"He is the only ultimate, unchanging, eternal standard of beauty…In order to know what true beauty is, we must see God…True beauty is to behold and reflect the beauty of God."
We display beauty both inwardly and outwardly as we look to him as the ultimate source of it.
When it comes to outward beauty,
"It is not sinful or shameful to improve our appearance. Unloveliness is not next to godliness. God, our Creator, is the beautiful One. He made us beautiful, and our ‘taste for beauty’ comes from him."
Our perspective has, however, been distorted by sin. We turn the focus to self. Even well-meaning Christians who encourage each other that we’re all beautiful because we’re made in God’s image unwittingly become “glory thieves”:
"…we often mistakenly turn this truth about God into cliches about us. When we turn the spotlight away from God and onto ourselves, we twist the truth. So ‘God is beautiful and made us in his image’ becomes “You are beautiful because God created you.’ Herein lies the flaw…it starts and ends with us."
Building on the foundation of God as the ultimate standard of beauty, Carolyn and Nicole lead the reader through how this perspective affects not only our bodies, clothing, femininity, and physical appearance, but also our attitude, demeanor, and actions.
I love, love, love the holistic approach True Beauty takes!
Instead of downplaying physical beauty in order to emphasize inner beauty, or focusing on physical beauty and attempting to set parameters and rules on it, readers are pointed back to the gospel and how a proper perspective flows from it.
The book includes an excellent appendix on teaching our children about true beauty, and a study guide for personal or group study.
True Beauty is another winner from this mother/daughter team! I consider it a must read for all women, young and old!
on April 11, 2014
Where do most females consider beauty to be found?
- In Hollywood?
- On the runway
- On magazine covers?
- In fashion/makeup?
- What about in Christ?
The authors of true beauty stand on the foundation that beauty cannot be accessed apart from the person and work of Christ.

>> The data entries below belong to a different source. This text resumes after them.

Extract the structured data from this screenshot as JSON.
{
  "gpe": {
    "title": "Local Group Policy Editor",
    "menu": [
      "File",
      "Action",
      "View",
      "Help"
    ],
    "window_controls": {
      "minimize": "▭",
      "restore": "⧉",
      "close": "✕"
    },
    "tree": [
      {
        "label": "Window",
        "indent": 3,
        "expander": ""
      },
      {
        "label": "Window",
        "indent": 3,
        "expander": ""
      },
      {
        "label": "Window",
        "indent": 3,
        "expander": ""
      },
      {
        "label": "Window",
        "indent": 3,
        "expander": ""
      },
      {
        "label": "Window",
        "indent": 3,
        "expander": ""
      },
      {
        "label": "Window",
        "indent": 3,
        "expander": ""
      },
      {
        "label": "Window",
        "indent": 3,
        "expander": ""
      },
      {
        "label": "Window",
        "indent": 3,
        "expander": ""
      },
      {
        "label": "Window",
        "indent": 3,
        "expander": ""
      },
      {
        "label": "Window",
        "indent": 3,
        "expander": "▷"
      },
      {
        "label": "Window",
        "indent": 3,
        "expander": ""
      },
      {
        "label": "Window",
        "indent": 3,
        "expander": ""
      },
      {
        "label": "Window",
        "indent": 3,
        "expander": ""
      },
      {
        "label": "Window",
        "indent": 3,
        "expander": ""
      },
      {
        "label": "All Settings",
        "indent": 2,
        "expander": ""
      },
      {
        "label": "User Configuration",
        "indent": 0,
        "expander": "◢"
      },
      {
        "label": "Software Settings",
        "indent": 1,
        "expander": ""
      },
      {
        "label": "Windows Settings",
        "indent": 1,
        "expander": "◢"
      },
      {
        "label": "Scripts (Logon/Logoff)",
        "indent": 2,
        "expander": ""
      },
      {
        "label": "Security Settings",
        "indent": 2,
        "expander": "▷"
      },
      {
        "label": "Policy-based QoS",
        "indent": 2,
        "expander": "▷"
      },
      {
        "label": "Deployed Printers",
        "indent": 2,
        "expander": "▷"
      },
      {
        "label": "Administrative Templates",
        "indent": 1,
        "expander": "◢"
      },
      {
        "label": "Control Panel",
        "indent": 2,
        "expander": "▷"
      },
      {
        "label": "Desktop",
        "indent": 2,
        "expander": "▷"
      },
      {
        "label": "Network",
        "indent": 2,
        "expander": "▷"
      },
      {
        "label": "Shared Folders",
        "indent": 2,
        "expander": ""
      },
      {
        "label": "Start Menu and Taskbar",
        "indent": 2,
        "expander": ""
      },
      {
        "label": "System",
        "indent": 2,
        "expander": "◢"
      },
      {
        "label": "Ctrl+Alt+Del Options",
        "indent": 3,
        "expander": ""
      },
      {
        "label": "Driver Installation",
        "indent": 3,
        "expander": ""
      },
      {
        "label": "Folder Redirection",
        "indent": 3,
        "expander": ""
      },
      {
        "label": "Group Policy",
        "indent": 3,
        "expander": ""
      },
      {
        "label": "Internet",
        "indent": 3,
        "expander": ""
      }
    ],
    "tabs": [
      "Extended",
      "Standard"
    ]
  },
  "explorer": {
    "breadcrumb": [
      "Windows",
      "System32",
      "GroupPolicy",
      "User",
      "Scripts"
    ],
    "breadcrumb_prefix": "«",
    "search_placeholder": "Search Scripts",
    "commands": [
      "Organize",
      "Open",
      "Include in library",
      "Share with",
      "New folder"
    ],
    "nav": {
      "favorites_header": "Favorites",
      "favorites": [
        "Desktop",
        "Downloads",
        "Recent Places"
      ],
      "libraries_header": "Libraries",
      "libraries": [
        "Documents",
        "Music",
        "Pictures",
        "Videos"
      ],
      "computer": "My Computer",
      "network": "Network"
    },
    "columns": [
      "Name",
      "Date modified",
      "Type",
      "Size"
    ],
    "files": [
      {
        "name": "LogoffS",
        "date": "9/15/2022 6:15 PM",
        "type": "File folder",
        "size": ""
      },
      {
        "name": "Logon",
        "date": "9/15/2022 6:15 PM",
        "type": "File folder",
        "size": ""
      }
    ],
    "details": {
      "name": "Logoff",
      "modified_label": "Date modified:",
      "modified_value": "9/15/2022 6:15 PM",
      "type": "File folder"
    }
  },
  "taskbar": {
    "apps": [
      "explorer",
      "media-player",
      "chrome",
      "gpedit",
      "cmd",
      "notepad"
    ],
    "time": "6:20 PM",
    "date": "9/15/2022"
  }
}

The authors aren't propagating that beauty in within oneself, or that beauty is from the heart, or that beauty is something you can produce. No, true beauty is an identity based on what Christ did for you and who He says you are.
Beauty in the world's eye is fleeting and ever-changing. Beauty in Christ doesn't waver...but your foundation in Him grows stronger, which brings freedom and therefore, beauty!
The mother/daughter (authors) write with confidence in Christ but with a very sincere tone and gracious approach. They plead gently with readers to understand and behold true beauty from & within the Creator.
I would suggest this book for all females, beginning at the age of 12 and for them to be given this book without presumption or explanation...just let them turn the pages and find True Beauty.
Thank you, Crossway Publishers, for providing this text for the purpose of review.